Not long ago, the future seemed predictable. Now, certainty about the course of civilization has given way to fear and doubt. Raging fires, ravaging storms, political upheavals, financial collapse, and deadly pandemics lie ahead—or are already here. The world feels less comprehensible and more dangerous, and no one, from individuals to businesses and governments, knows how to navigate the path forward.

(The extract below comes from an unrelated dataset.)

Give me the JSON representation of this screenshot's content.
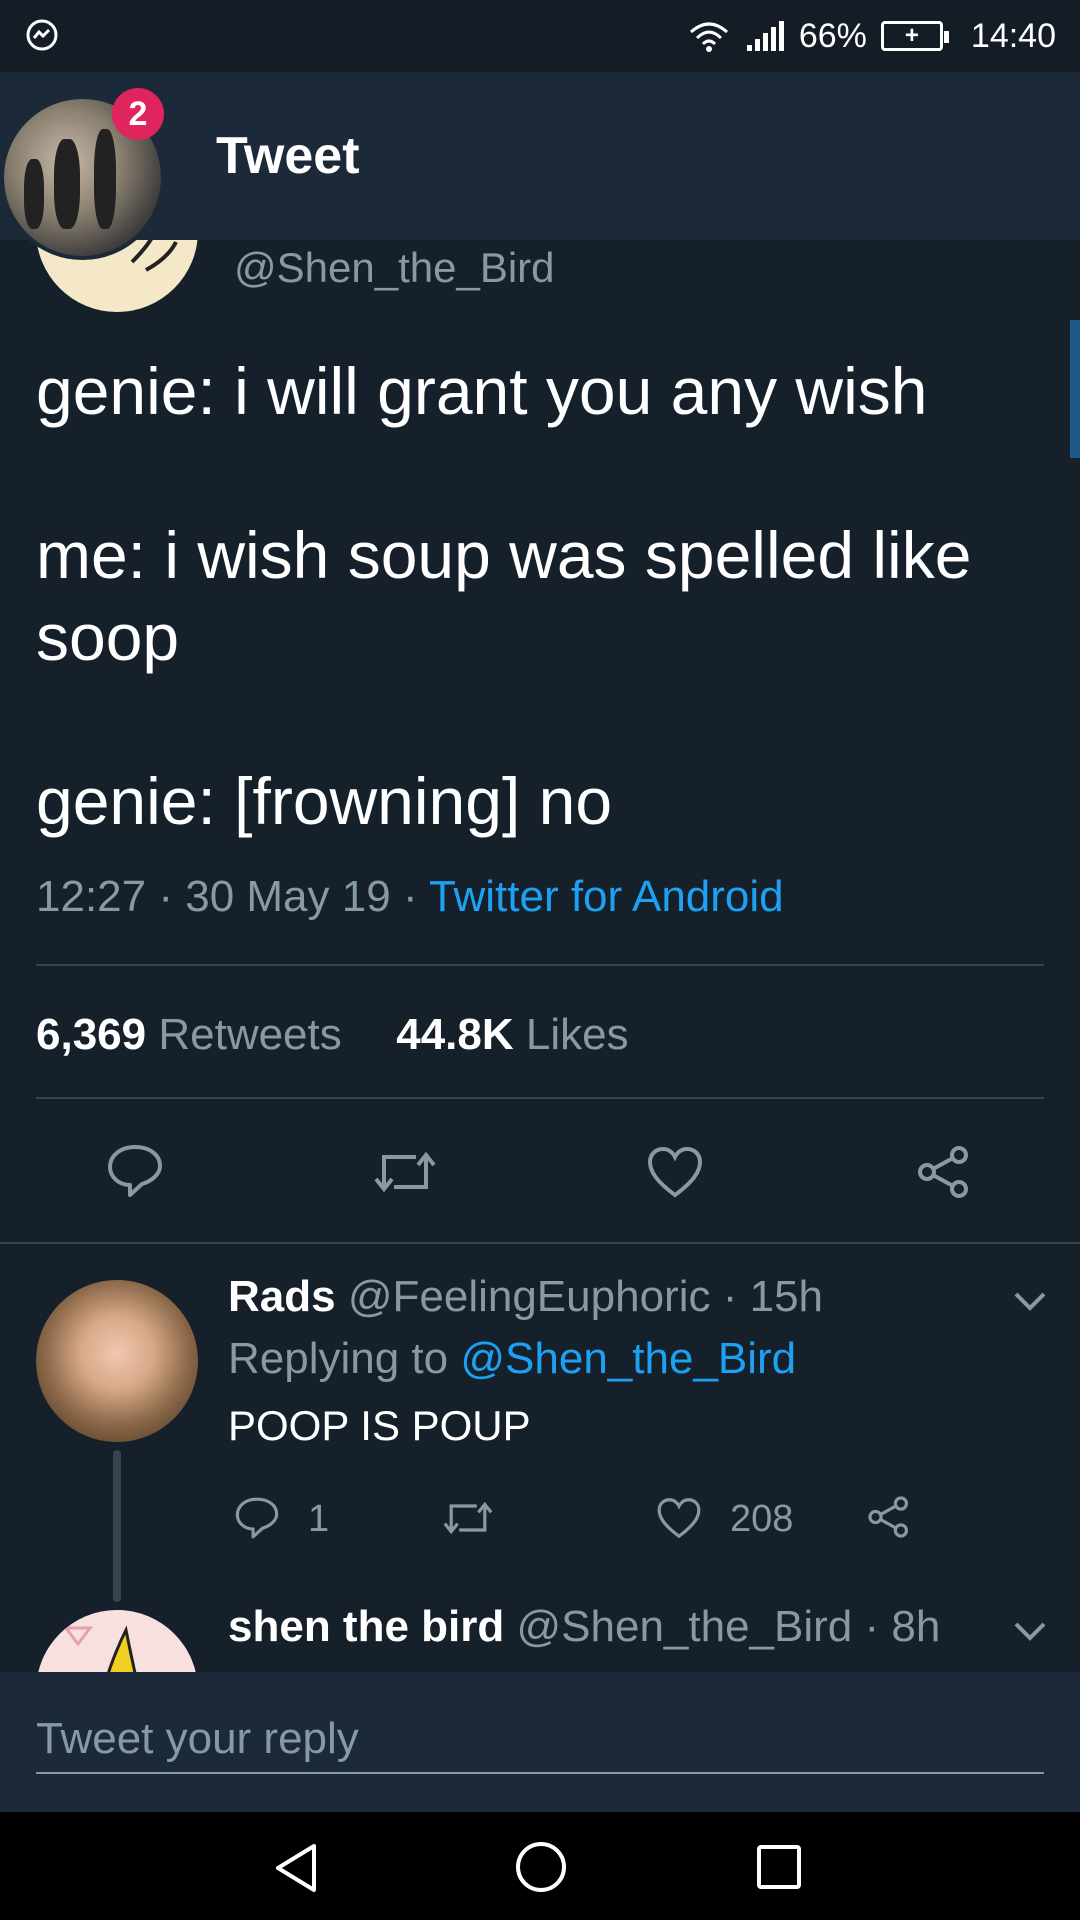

Ruth DeFries argues that a surprising set of time-tested strategies from the natural world can help humanity weather these crises. Through trial and error over the eons, life has evolved astonishing and counterintuitive tricks in order to survive. DeFries details how a handful of fundamental strategies—investments in diversity, redundancy over efficiency, self-correcting feedbacks, and decisions based on bottom-up knowledge—enable life to persist through unpredictable, sudden shocks. Exploring the lessons that life on Earth can teach us about coping with complexity, What Would Nature Do? offers timely options for civilization to reorganize for a safe and prosperous future.
Endorsements for What Would Nature Do? A Guide for Uncertain Times
"DeFries is an excellent writer, using elegant storytelling to offer a hopeful delineation of pathways to a sustainable future. She builds on evolutionary history, the theory of complex adaptive systems, and examples of the emergence of cooperation in biological systems, including human societies—distilling a complex topic for a broad audience."- Simon A. Levin, James S. McDonnell Distinguished University Professor in Ecology and Evolutionary Biology, Princeton University
"Our world has become more interconnected yet less diverse, increasing our vulnerability to the unforeseen. To defend against catastrophe, Ruth DeFries says we must capture the lessons of evolution: how nature and humans have coped with the messy challenges they have faced over millennia. In What Would Nature Do?, she connects the dots with beautiful writing and rigorous research that will make you smile and say, “aha.”"- Len Baker, Partner, Sutter Hill Ventures